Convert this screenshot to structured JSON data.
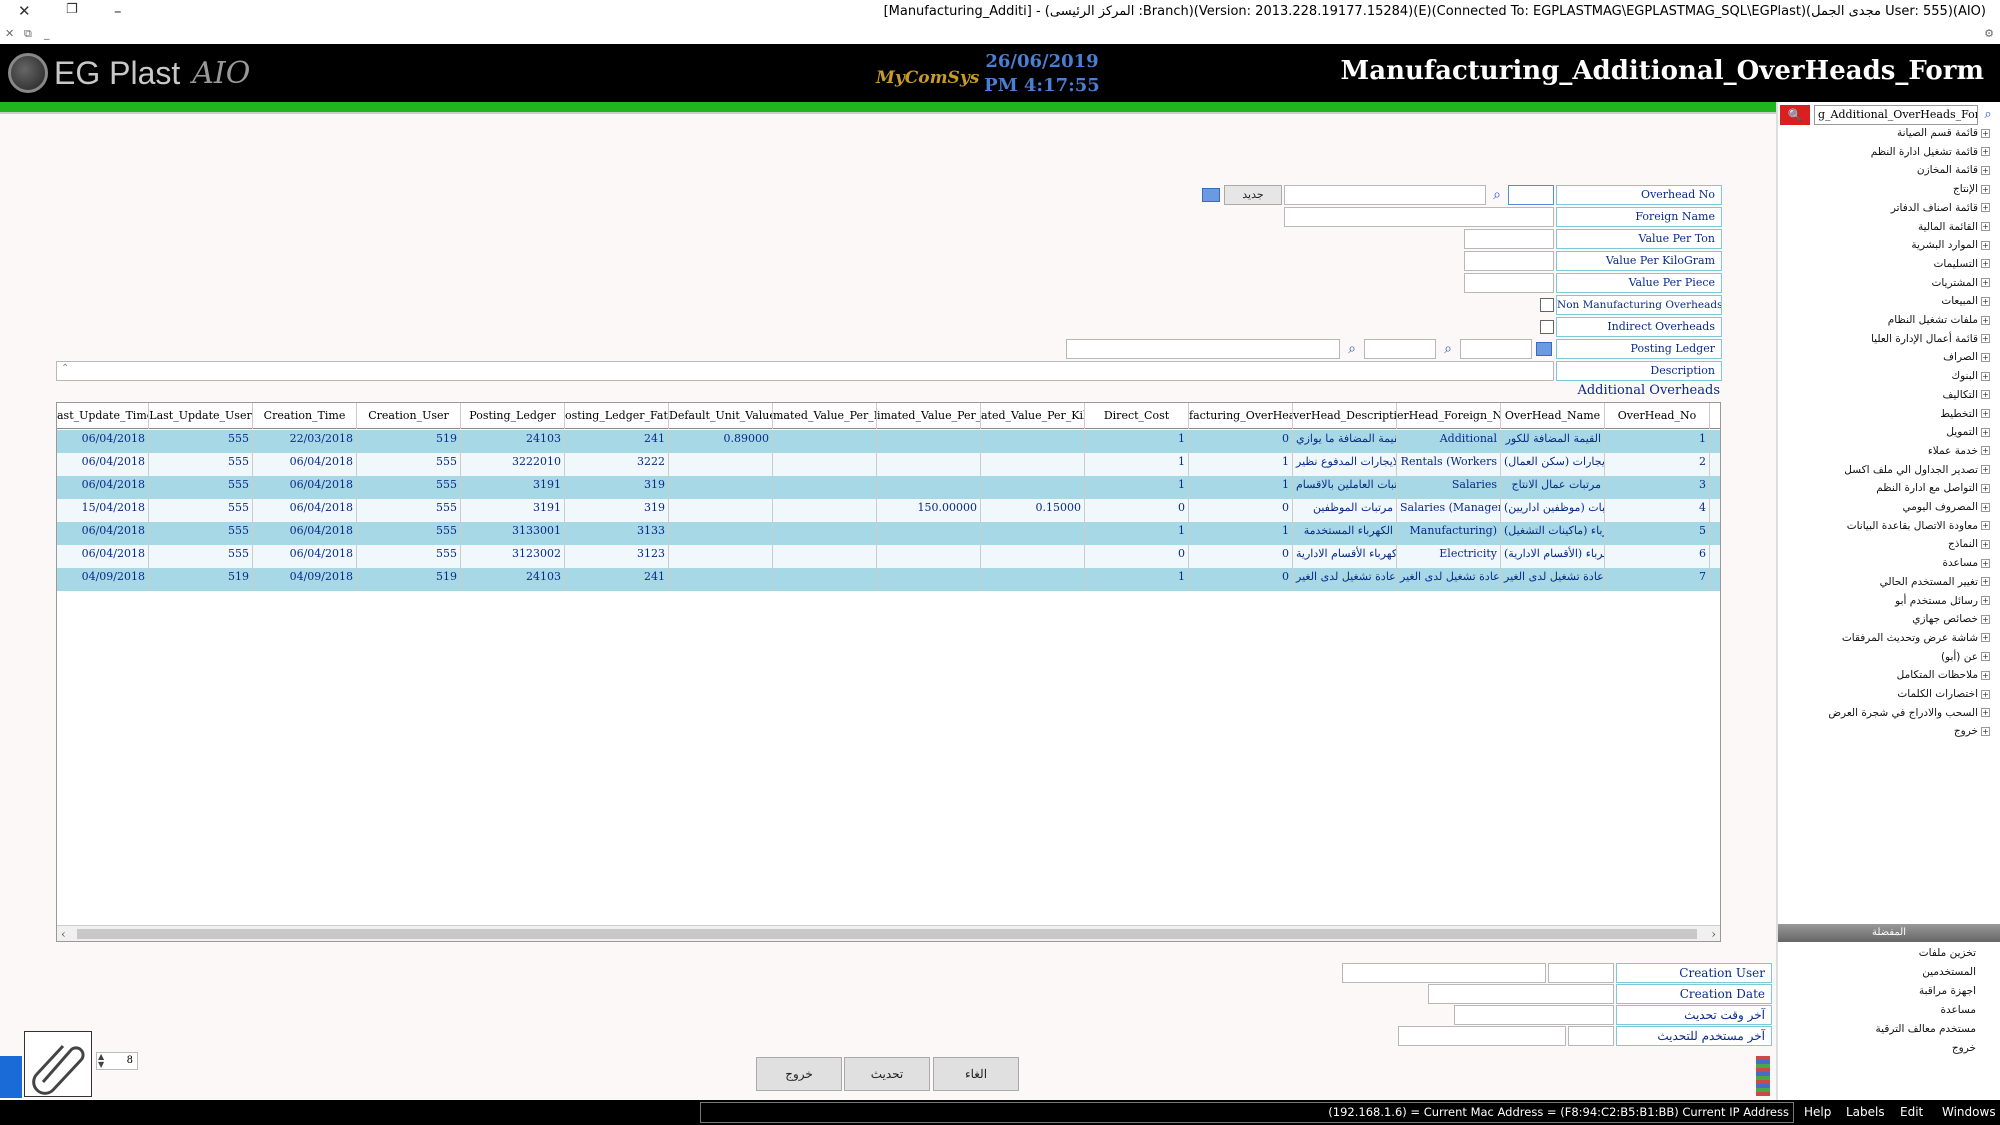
{
  "window": {
    "title": "[Manufacturing_Additi] - (المركز الرئيسى :Branch)(Version: 2013.228.19177.15284)(E)(Connected To: EGPLASTMAG\\EGPLASTMAG_SQL\\EGPlast)(مجدى الجمل User: 555)(AIO)"
  },
  "header": {
    "logo_text": "EG Plast",
    "logo_sig": "AIO",
    "company_mark": "MyComSys",
    "date": "26/06/2019",
    "time": "PM 4:17:55",
    "form_title": "Manufacturing_Additional_OverHeads_Form"
  },
  "form": {
    "overhead_no_label": "Overhead No",
    "new_button": "جديد",
    "foreign_name_label": "Foreign Name",
    "value_per_ton_label": "Value Per Ton",
    "value_per_kg_label": "Value Per KiloGram",
    "value_per_piece_label": "Value Per Piece",
    "non_manufacturing_label": "Non Manufacturing Overheads",
    "indirect_label": "Indirect Overheads",
    "posting_ledger_label": "Posting Ledger",
    "description_label": "Description",
    "section_title": "Additional Overheads"
  },
  "grid": {
    "columns": [
      "ast_Update_Time",
      "Last_Update_User",
      "Creation_Time",
      "Creation_User",
      "Posting_Ledger",
      "osting_Ledger_Fathe",
      "Default_Unit_Value",
      "mated_Value_Per_P",
      "imated_Value_Per_T",
      "ated_Value_Per_Kilc",
      "Direct_Cost",
      "facturing_OverHead_",
      "verHead_Descriptio",
      "erHead_Foreign_Nai",
      "OverHead_Name",
      "OverHead_No"
    ],
    "rows": [
      {
        "lut": "06/04/2018",
        "luu": "555",
        "ct": "22/03/2018",
        "cu": "519",
        "pl": "24103",
        "plf": "241",
        "duv": "0.89000",
        "vpp": "",
        "vpt": "",
        "vpk": "",
        "dc": "1",
        "mo": "0",
        "desc": "القيمة المضافة ما يوازي",
        "fn": "Additional",
        "name": "القيمة المضافة للكور",
        "no": "1"
      },
      {
        "lut": "06/04/2018",
        "luu": "555",
        "ct": "06/04/2018",
        "cu": "555",
        "pl": "3222010",
        "plf": "3222",
        "duv": "",
        "vpp": "",
        "vpt": "",
        "vpk": "",
        "dc": "1",
        "mo": "1",
        "desc": "الايجارات المدفوع نظير",
        "fn": "Rentals (Workers",
        "name": "إيجارات (سكن العمال)",
        "no": "2"
      },
      {
        "lut": "06/04/2018",
        "luu": "555",
        "ct": "06/04/2018",
        "cu": "555",
        "pl": "3191",
        "plf": "319",
        "duv": "",
        "vpp": "",
        "vpt": "",
        "vpk": "",
        "dc": "1",
        "mo": "1",
        "desc": "مرتبات العاملين بالاقسام",
        "fn": "Salaries",
        "name": "مرتبات عمال الانتاج",
        "no": "3"
      },
      {
        "lut": "15/04/2018",
        "luu": "555",
        "ct": "06/04/2018",
        "cu": "555",
        "pl": "3191",
        "plf": "319",
        "duv": "",
        "vpp": "",
        "vpt": "150.00000",
        "vpk": "0.15000",
        "dc": "0",
        "mo": "0",
        "desc": "مرتبات الموظفين",
        "fn": "Salaries (Managerial",
        "name": "مرتبات (موظفين اداريين)",
        "no": "4"
      },
      {
        "lut": "06/04/2018",
        "luu": "555",
        "ct": "06/04/2018",
        "cu": "555",
        "pl": "3133001",
        "plf": "3133",
        "duv": "",
        "vpp": "",
        "vpt": "",
        "vpk": "",
        "dc": "1",
        "mo": "1",
        "desc": "الكهرباء المستخدمة",
        "fn": "Manufacturing)",
        "name": "كهرباء (ماكينات التشغيل)",
        "no": "5"
      },
      {
        "lut": "06/04/2018",
        "luu": "555",
        "ct": "06/04/2018",
        "cu": "555",
        "pl": "3123002",
        "plf": "3123",
        "duv": "",
        "vpp": "",
        "vpt": "",
        "vpk": "",
        "dc": "0",
        "mo": "0",
        "desc": "كهرباء الأقسام الادارية",
        "fn": "Electricity",
        "name": "كهرباء (الأقسام الادارية)",
        "no": "6"
      },
      {
        "lut": "04/09/2018",
        "luu": "519",
        "ct": "04/09/2018",
        "cu": "519",
        "pl": "24103",
        "plf": "241",
        "duv": "",
        "vpp": "",
        "vpt": "",
        "vpk": "",
        "dc": "1",
        "mo": "0",
        "desc": "اعادة تشغيل لدى الغير",
        "fn": "اعادة تشغيل لدى الغير",
        "name": "اعادة تشغيل لدى الغير",
        "no": "7"
      }
    ]
  },
  "footer_form": {
    "creation_user": "Creation User",
    "creation_date": "Creation Date",
    "last_update_time": "آخر وقت تحديث",
    "last_update_user": "آخر مستخدم للتحديث",
    "spin_value": "8"
  },
  "buttons": {
    "exit": "خروج",
    "refresh": "تحديث",
    "cancel": "الغاء"
  },
  "sidebar": {
    "search_value": "g_Additional_OverHeads_Form",
    "tree": [
      "قائمة قسم الصيانة",
      "قائمة تشغيل ادارة النظم",
      "قائمة المخازن",
      "الإنتاج",
      "قائمة اصناف الدفاتر",
      "القائمة المالية",
      "الموارد البشرية",
      "التسليمات",
      "المشتريات",
      "المبيعات",
      "ملفات تشغيل النظام",
      "قائمة أعمال الإدارة العليا",
      "الصراف",
      "البنوك",
      "التكاليف",
      "التخطيط",
      "التمويل",
      "خدمة عملاء",
      "تصدير الجداول الي ملف اكسل",
      "التواصل مع ادارة النظم",
      "المصروف اليومي",
      "معاودة الاتصال بقاعدة البيانات",
      "النماذج",
      "مساعدة",
      "تغيير المستخدم الحالي",
      "رسائل مستخدم أبو",
      "خصائص جهازي",
      "شاشة عرض وتحديث المرفقات",
      "عن (أبو)",
      "ملاحظات المتكامل",
      "اختصارات الكلمات",
      "السحب والادراج في شجرة العرض",
      "خروج"
    ],
    "bottom_header": "المفضلة",
    "bottom": [
      "تخزين ملفات",
      "المستخدمين",
      "اجهزة مراقبة",
      "مساعدة",
      "مستخدم معالف الترقية",
      "خروج"
    ]
  },
  "status": {
    "text": "(192.168.1.6) = Current Mac Address = (F8:94:C2:B5:B1:BB) Current IP Address",
    "menu": [
      "Help",
      "Labels",
      "Edit",
      "Windows"
    ]
  },
  "colors": {
    "row_alt": "#a6d8e6",
    "accent_green": "#1fb51f",
    "label_text": "#0a2a8a"
  }
}
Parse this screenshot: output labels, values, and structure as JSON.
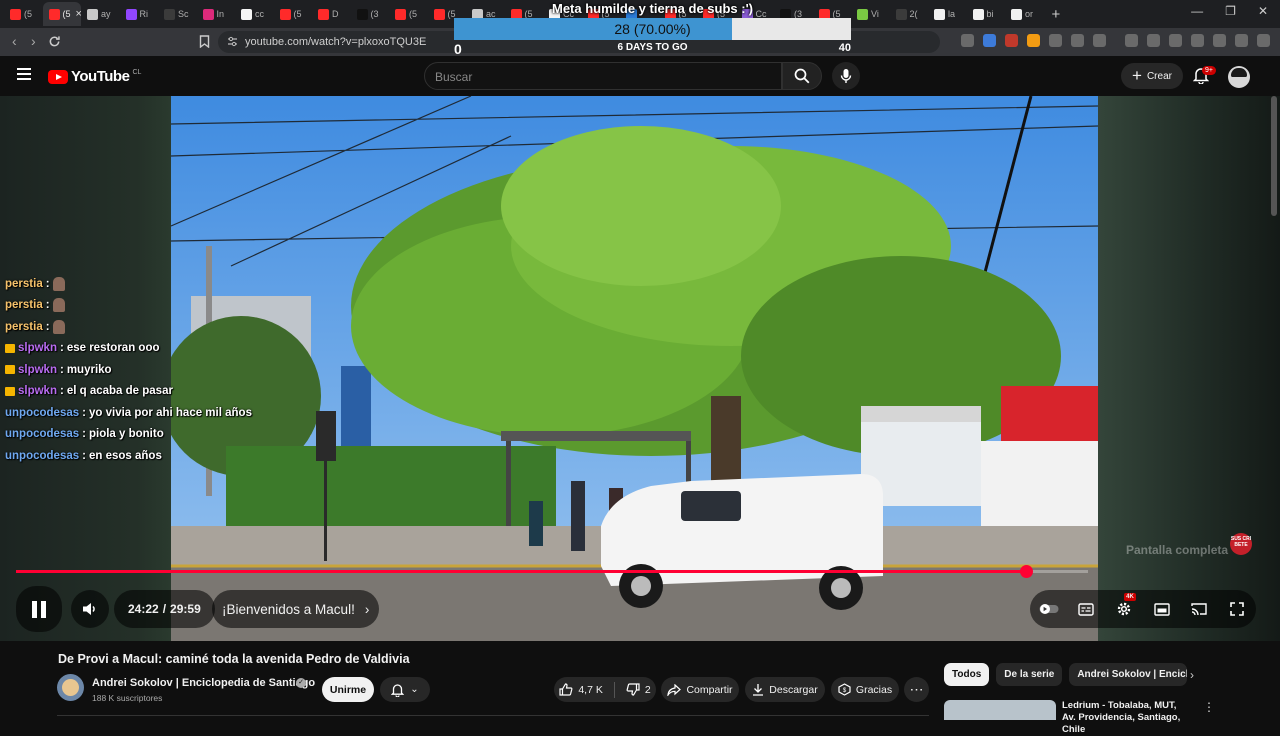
{
  "browser": {
    "tabs": [
      {
        "label": "(5",
        "color": "#ff2a2a"
      },
      {
        "label": "(5",
        "color": "#ff2a2a",
        "active": true
      },
      {
        "label": "ay",
        "color": "#c8c8c8"
      },
      {
        "label": "Ri",
        "color": "#9146ff"
      },
      {
        "label": "Sc",
        "color": "#3b3b3b"
      },
      {
        "label": "In",
        "color": "#dd2a7b"
      },
      {
        "label": "cc",
        "color": "#f5f5f5"
      },
      {
        "label": "(5",
        "color": "#ff2a2a"
      },
      {
        "label": "D",
        "color": "#ff2a2a"
      },
      {
        "label": "(3",
        "color": "#111111"
      },
      {
        "label": "(5",
        "color": "#ff2a2a"
      },
      {
        "label": "(5",
        "color": "#ff2a2a"
      },
      {
        "label": "ac",
        "color": "#c8c8c8"
      },
      {
        "label": "(5",
        "color": "#ff2a2a"
      },
      {
        "label": "Cc",
        "color": "#f5f5f5"
      },
      {
        "label": "(5",
        "color": "#ff2a2a"
      },
      {
        "label": "",
        "color": "#2b7bd6"
      },
      {
        "label": "(5",
        "color": "#ff2a2a"
      },
      {
        "label": "(5",
        "color": "#ff2a2a"
      },
      {
        "label": "Cc",
        "color": "#8a5cd6"
      },
      {
        "label": "(3",
        "color": "#111111"
      },
      {
        "label": "(5",
        "color": "#ff2a2a"
      },
      {
        "label": "Vi",
        "color": "#7ac943"
      },
      {
        "label": "2(",
        "color": "#3b3b3b"
      },
      {
        "label": "la",
        "color": "#f1f1f1"
      },
      {
        "label": "bi",
        "color": "#f1f1f1"
      },
      {
        "label": "or",
        "color": "#f1f1f1"
      }
    ],
    "url": "youtube.com/watch?v=plxoxoTQU3E"
  },
  "goal": {
    "title": "Meta humilde y tierna de subs :')",
    "count_text": "28 (70.00%)",
    "progress": 0.7,
    "min": "0",
    "max": "40",
    "days_left": "6 DAYS TO GO"
  },
  "header": {
    "logo_text": "YouTube",
    "region": "CL",
    "search_placeholder": "Buscar",
    "create_label": "Crear",
    "notifications_badge": "9+"
  },
  "chat": [
    {
      "user": "perstia",
      "message": "",
      "color": "#f5c26b",
      "badge": false,
      "emote": true
    },
    {
      "user": "perstia",
      "message": "",
      "color": "#f5c26b",
      "badge": false,
      "emote": true
    },
    {
      "user": "perstia",
      "message": "",
      "color": "#f5c26b",
      "badge": false,
      "emote": true
    },
    {
      "user": "slpwkn",
      "message": "ese restoran ooo",
      "color": "#b86cf0",
      "badge": true,
      "emote": false
    },
    {
      "user": "slpwkn",
      "message": "muyriko",
      "color": "#b86cf0",
      "badge": true,
      "emote": false
    },
    {
      "user": "slpwkn",
      "message": "el q acaba de pasar",
      "color": "#b86cf0",
      "badge": true,
      "emote": false
    },
    {
      "user": "unpocodesas",
      "message": "yo vivia por ahi hace mil años",
      "color": "#6fa8f0",
      "badge": false,
      "emote": false
    },
    {
      "user": "unpocodesas",
      "message": "piola y bonito",
      "color": "#6fa8f0",
      "badge": false,
      "emote": false
    },
    {
      "user": "unpocodesas",
      "message": "en esos años",
      "color": "#6fa8f0",
      "badge": false,
      "emote": false
    }
  ],
  "player": {
    "current_time": "24:22",
    "separator": "/",
    "duration": "29:59",
    "progress": 0.9423,
    "chapter": "¡Bienvenidos a Macul!",
    "quality_badge": "4K",
    "fullscreen_tooltip": "Pantalla completa",
    "sticker_text": "SUS CRI BETE"
  },
  "video": {
    "title": "De Provi a Macul: caminé toda la avenida Pedro de Valdivia",
    "channel_name": "Andrei Sokolov | Enciclopedia de Santiago",
    "subscribers": "188 K suscriptores",
    "join_label": "Unirme",
    "likes": "4,7 K",
    "dislikes": "2",
    "share_label": "Compartir",
    "download_label": "Descargar",
    "thanks_label": "Gracias"
  },
  "sidebar": {
    "chips": [
      "Todos",
      "De la serie",
      "Andrei Sokolov | Enciclopedia"
    ],
    "recommendation_title": "Ledrium - Tobalaba, MUT, Av. Providencia, Santiago, Chile"
  }
}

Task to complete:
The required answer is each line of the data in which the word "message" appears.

Solution below:
      "message": "",
      "message": "",
      "message": "",
      "message": "ese restoran ooo",
      "message": "muyriko",
      "message": "el q acaba de pasar",
      "message": "yo vivia por ahi hace mil años",
      "message": "piola y bonito",
      "message": "en esos años",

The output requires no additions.